For those of you who don’t now, comic books will typically come to your local shop through a distributor called Diamond Comic
Distributors. Now there may be some smaller, independent titles that come right from that publisher, but at the end of the day, odds are the book you just bought came in a box marked Diamond Distribution. These are the people with their fingers firmly on the pulse of the comic book world, and it’s here at the top that there is the biggest opportunity to change.
Now I should start by saying that, at the core of what they do, Diamond Comic Distributors is doing a good job. The comics you go to your local shop to by arrive on time, in good condition, and the shop owners can continue their business (well, to an extent. See part 1 for more on that). But, in an age where a new comic book movie is coming out every few months and Saturday morning TV is flooded with characters that kids should be running down to their local shop to get more info on, why isn’t Diamond doing more to grow their business?
What Can A Distributor Do To Grow?
The very best example of this is anecdotal, but at least it’s first hand. It was some time ago, at C2E2 in Chicago I believe (great show by the way, get more info here if you’ve never been). I walked up to the Diamond booth, introduced myself to the first person there who acknowledged me, and mentioned that I was interested in setting up an account with them. Now, at this point most companies would have a few guys fighting over who gets to put their name down on the new signup sheet, since even if you don’t work on commission, you at least want to look good for your annual review. But, the guy I spoke to reached under a display, grabbed some sheets out of a box, and simply said “fill these out and mail them in”. He smiled and was polite about it, but then turned away, as our time for interaction was done.
I stopped back later, as quite honestly I was hoping for a bit of an expedited process (frankly I would have been ready to place my first order then and there if they had been able to sign me up), but the next person I talked to gave me roughly the same, this time adding that I could call or email them if I had any questions.
So What’s Wrong With Just Not Being Super Helpful
Look, this isn’t a horrible thing. These guys were not rude or arrogant or stand offish. They just weren’t willing to go that extra mile. And in a business that’s still somewhat recovering from almost dying off 10 years ago, that extra mile should no longer be considered “extra”. I lost count long ago of the number of comic shows I’ve worked, but big or small one thing I have never seen was a rep from Diamond going from booth to booth trying to sign people up. I certainly get approached enough by people asking “do you have new comics?” to know that the market at these shows is there.
This is an industry built on the backs of people who don’t really know much about business, but just love super heroes, so certain concessions have to be made.
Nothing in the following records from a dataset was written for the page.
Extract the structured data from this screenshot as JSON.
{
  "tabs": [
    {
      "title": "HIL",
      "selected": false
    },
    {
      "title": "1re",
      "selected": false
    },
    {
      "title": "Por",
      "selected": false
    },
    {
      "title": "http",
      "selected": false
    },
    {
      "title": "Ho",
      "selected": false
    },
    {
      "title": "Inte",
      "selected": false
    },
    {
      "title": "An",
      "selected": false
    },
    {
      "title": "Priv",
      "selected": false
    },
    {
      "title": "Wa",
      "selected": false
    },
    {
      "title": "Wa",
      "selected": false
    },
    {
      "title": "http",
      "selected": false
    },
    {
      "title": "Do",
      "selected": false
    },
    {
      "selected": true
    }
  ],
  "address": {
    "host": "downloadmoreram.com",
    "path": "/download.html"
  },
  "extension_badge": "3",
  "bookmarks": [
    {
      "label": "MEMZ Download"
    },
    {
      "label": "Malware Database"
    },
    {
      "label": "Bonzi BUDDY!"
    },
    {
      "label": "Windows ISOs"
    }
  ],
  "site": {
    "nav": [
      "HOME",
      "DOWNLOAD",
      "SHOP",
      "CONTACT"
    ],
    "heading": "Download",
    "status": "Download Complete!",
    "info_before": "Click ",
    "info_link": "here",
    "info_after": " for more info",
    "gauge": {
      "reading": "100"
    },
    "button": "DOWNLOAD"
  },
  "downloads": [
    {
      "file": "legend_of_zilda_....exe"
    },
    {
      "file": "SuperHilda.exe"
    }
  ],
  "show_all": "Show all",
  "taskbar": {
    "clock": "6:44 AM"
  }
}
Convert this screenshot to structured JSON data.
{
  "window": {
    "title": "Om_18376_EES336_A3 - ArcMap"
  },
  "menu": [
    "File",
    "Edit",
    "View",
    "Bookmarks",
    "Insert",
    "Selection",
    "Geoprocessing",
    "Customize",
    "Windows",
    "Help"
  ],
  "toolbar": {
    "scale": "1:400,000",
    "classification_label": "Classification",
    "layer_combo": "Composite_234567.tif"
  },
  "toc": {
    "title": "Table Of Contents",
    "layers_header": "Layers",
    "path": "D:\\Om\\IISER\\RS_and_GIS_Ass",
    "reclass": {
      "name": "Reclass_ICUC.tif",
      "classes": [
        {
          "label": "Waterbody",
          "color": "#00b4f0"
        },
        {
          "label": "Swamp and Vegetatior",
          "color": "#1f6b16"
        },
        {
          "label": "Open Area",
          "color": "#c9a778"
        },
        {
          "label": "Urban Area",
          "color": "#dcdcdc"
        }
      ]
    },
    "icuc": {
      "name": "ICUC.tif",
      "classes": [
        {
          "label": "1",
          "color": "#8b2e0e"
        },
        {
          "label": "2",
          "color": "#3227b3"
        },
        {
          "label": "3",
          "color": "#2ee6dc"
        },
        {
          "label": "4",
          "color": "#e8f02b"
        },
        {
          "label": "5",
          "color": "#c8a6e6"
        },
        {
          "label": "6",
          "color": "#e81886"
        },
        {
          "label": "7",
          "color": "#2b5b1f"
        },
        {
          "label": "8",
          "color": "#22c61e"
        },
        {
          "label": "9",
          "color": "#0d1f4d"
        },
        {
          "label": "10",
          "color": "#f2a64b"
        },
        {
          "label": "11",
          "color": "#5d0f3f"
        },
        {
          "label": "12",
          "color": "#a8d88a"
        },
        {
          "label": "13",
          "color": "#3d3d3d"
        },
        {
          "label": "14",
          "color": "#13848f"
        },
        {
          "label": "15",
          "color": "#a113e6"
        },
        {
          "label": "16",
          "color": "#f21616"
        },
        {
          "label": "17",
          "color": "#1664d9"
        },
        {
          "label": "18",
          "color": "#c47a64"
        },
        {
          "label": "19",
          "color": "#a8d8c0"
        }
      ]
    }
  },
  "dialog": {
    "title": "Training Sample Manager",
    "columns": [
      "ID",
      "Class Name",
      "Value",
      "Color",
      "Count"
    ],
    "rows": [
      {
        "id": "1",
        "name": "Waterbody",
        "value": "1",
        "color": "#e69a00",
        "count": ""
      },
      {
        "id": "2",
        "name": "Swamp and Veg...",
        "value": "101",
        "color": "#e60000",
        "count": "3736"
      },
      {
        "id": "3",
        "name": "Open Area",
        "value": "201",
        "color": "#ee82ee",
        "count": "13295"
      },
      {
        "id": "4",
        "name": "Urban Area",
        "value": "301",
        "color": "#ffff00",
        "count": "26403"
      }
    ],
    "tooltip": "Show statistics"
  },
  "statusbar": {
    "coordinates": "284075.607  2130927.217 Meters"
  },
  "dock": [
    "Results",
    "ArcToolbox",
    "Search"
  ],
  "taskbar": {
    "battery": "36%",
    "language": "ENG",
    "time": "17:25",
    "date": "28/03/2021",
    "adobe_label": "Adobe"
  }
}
But the industry won’t grow itself. The organizations at the top, the ones who actually send out these comics that we rush out every week to buy, need to start being proactive instead of reactive. Diamond Comic Distributors not actively being bad right now, but just not being bad isn’t good enough. In fact, just being good isn’t good enough. It’s time to be great guys. It’s time to shine like the Diamond you’re named after.
For Part 1 Of This Series, Click Here